“Therefore" is a huge New Testament word (only three letters in Greek, but massive)! It serves as the fulcrum between what God has done for us and our response. It is because of what God has done for us that we are thankful and live our lives in grateful response to His love. When we remember how God has loved us, so we remember our calling to love others. As Jesus says, “I give you a new commandment, that you love one another. Just as I have loved you, you also should love one another. By this everyone will know that you are my disciples, if you have love for one another.”

I regularly see a Spiritual Director, someone who accompanies me on my journey of faith and discipleship. He will sometimes suggest taking one page of A4 to write down, very briefly, what I want to give thanks for, where I have seen some glimpse of God’s glory touching my life. I now try to make this a part of my daily reflection and prayer time, asking myself what I want to thank God for that day, where I have glimpsed His glory. When we take time to compose our own personal list, we realise that this is not just a description of moments in our own life story, but is also a celebration of God’s sustained and unconditional loving engagement with us, in the details of our lives. Often unspectacular, often routine, occasionally at significant moments but time and time again, we know that we are loved!

As we move in to darker and colder weather and waiting for the next set of Covid restrictions, can I invite you to find a sheet of A4 and a pen, sit down quietly and unhurriedly and just start your list? You may well, like me, find yourself surprised by what you write down and more encouraged and enabled to live your life under the heading of “therefore"!!

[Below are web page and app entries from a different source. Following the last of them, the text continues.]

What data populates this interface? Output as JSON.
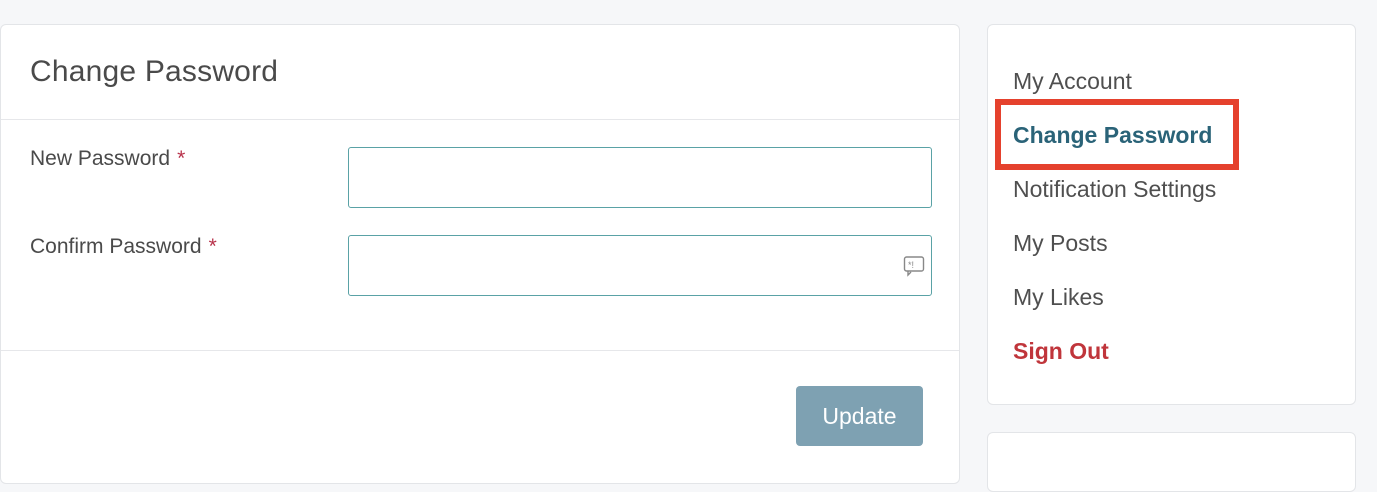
{
  "form": {
    "title": "Change Password",
    "new_password_label": "New Password",
    "confirm_password_label": "Confirm Password",
    "required_marker": "*",
    "new_password_value": "",
    "confirm_password_value": "",
    "update_label": "Update"
  },
  "sidebar": {
    "items": [
      {
        "label": "My Account"
      },
      {
        "label": "Change Password"
      },
      {
        "label": "Notification Settings"
      },
      {
        "label": "My Posts"
      },
      {
        "label": "My Likes"
      },
      {
        "label": "Sign Out"
      }
    ],
    "active_item": "Change Password"
  },
  "colors": {
    "accent": "#2a6378",
    "signout": "#c0353b",
    "button": "#7ea1b2",
    "highlight": "#e5412d",
    "input_border": "#5aa2a6"
  }
}
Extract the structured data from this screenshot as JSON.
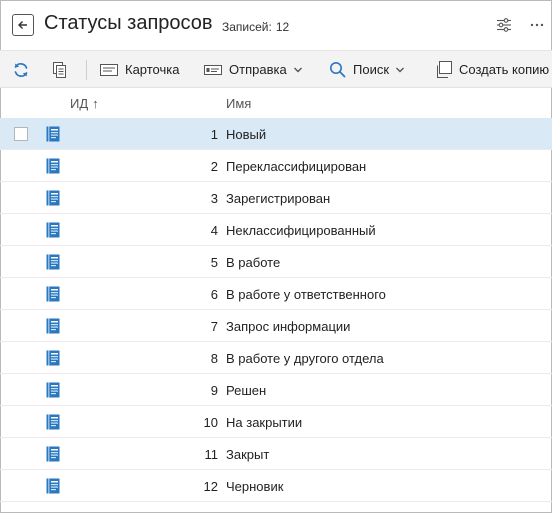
{
  "header": {
    "title": "Статусы запросов",
    "count_label": "Записей:",
    "count_value": "12"
  },
  "toolbar": {
    "card_label": "Карточка",
    "send_label": "Отправка",
    "search_label": "Поиск",
    "copy_label": "Создать копию"
  },
  "columns": {
    "id": "ИД",
    "name": "Имя"
  },
  "rows": [
    {
      "id": "1",
      "name": "Новый"
    },
    {
      "id": "2",
      "name": "Переклассифицирован"
    },
    {
      "id": "3",
      "name": "Зарегистрирован"
    },
    {
      "id": "4",
      "name": "Неклассифицированный"
    },
    {
      "id": "5",
      "name": "В работе"
    },
    {
      "id": "6",
      "name": "В работе у ответственного"
    },
    {
      "id": "7",
      "name": "Запрос информации"
    },
    {
      "id": "8",
      "name": "В работе у другого отдела"
    },
    {
      "id": "9",
      "name": "Решен"
    },
    {
      "id": "10",
      "name": "На закрытии"
    },
    {
      "id": "11",
      "name": "Закрыт"
    },
    {
      "id": "12",
      "name": "Черновик"
    }
  ],
  "colors": {
    "accent": "#2b78c2",
    "selected_row": "#dae9f6",
    "toolbar_bg": "#f3f3f3"
  }
}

Finally, in Paul’s words, “I thank my God every time I remember you, constantly praying with joy in every one of my prayers for all of you.”

Every blessing,

Rev’d Clive Watts, Priest in Charge